Last month hackers breached the popular adultery website Ashley Madison and leaked online a dump containing data belonging to 37 Million users, including 37 Million of encrypted password.
News of the day is that a group of hackers which calls itself CynoSure Prime, has cracked more than 11 Million user hashed passwords just in the past 10 days.
The hashed passwords were protected by the cryptographic algorithm Bcrypt, the algorithm implements “salting” of the hashed password to protect them against rainbow table attacks.
How does the team crack the hashed passwords?
The team has analyzed the dump leaked online by the attackers and it has discovered a security issued in the login tokens used by the website.
The flaw, which included users’ hashed passwords, the source code of the website and executive e-mails, is related to the use of the weak MD5 hashing algorithm.
Basically, the experts reviewed the code and identified a couple of functions that could be exploited to accelerate the cracking of the hashed password.
“We identified two functions of interest and upon closer inspection, discovered that we could exploit these functions as helpers in accelerating the cracking of the bcrypt hashes.”
The idea behind the attack is to bruteforce the MD5 tokens of Ashley Madison accounts instead trying to crack the Bcrypt algorithm.
Through the two insecure methods of $logkinkey generation observed in two different functions, we were able to gain enormous speed boosts in cracking the bcrypt hashed passwords. Instead of cracking the slow bcrypt hashes directly, which is the hot topic at the moment, we took a more efficient approach and simply attacked the md5(lc($username).”::”.lc($pass)) and md5(lc($username).”::”.lc($pass).”:”.lc($email).”:73@^bhhs&#@&^@8@*$”) tokens instead. Having cracked the token, we simply then had to case correct it against its bcrypt counterpart.
The $loginkey variable seemed to be used for automatic login, but we didn’t spend much time investigating further. It was generated upon user account creation and was re-generated when the user modified their account details including username, password and email address.”

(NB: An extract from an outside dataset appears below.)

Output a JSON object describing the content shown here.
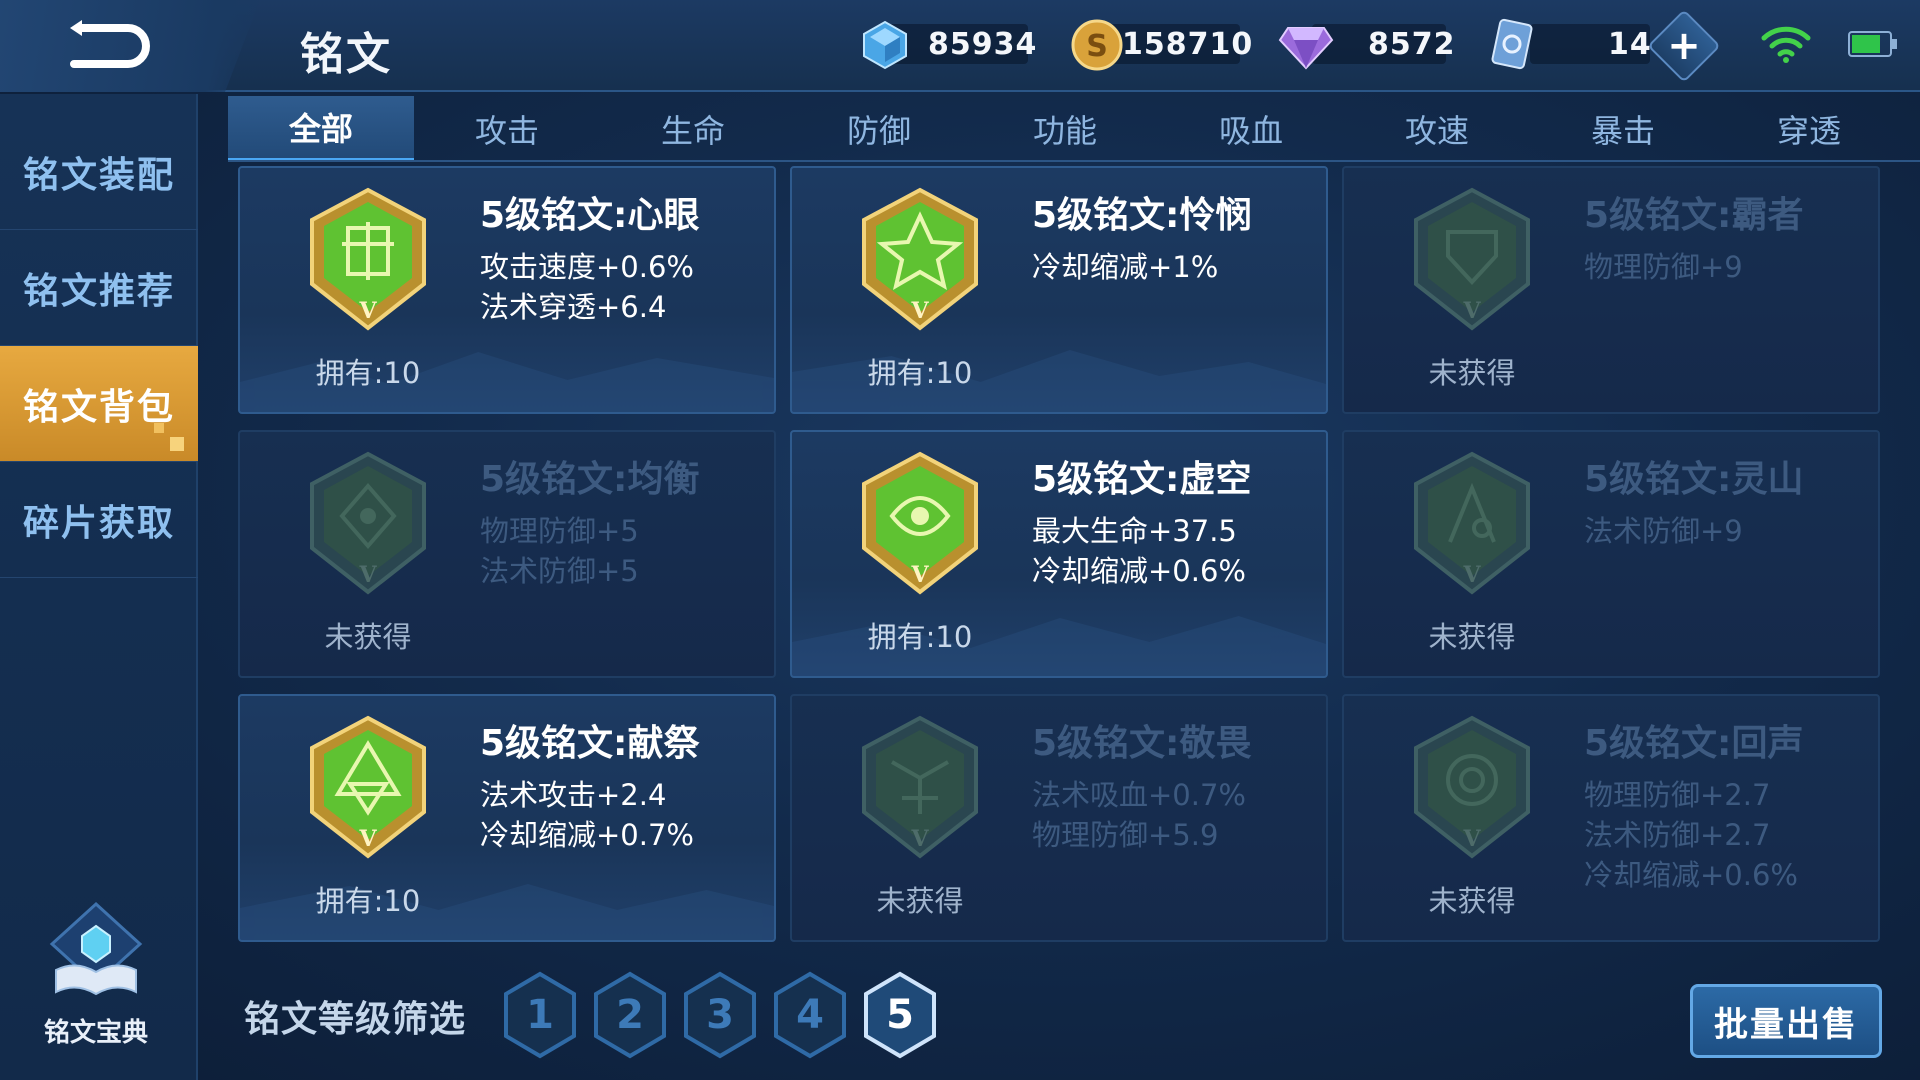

By adopting this strategy, the Password Cracking team obtained 11.2 Million passwords in clear. As explained by the researchers, the process could be applied only for a portion of the accounts because the MD5 hashing algorithm was only introduced on June 2012.
The experts estimated that nearly 15 million Ashley Madison accounts could be compromised with this technique.
Ashley Madison users urge to change their password now, taking care to change it if they used the same login credentials on other websites.
(Security Affairs – Password craking, hacking)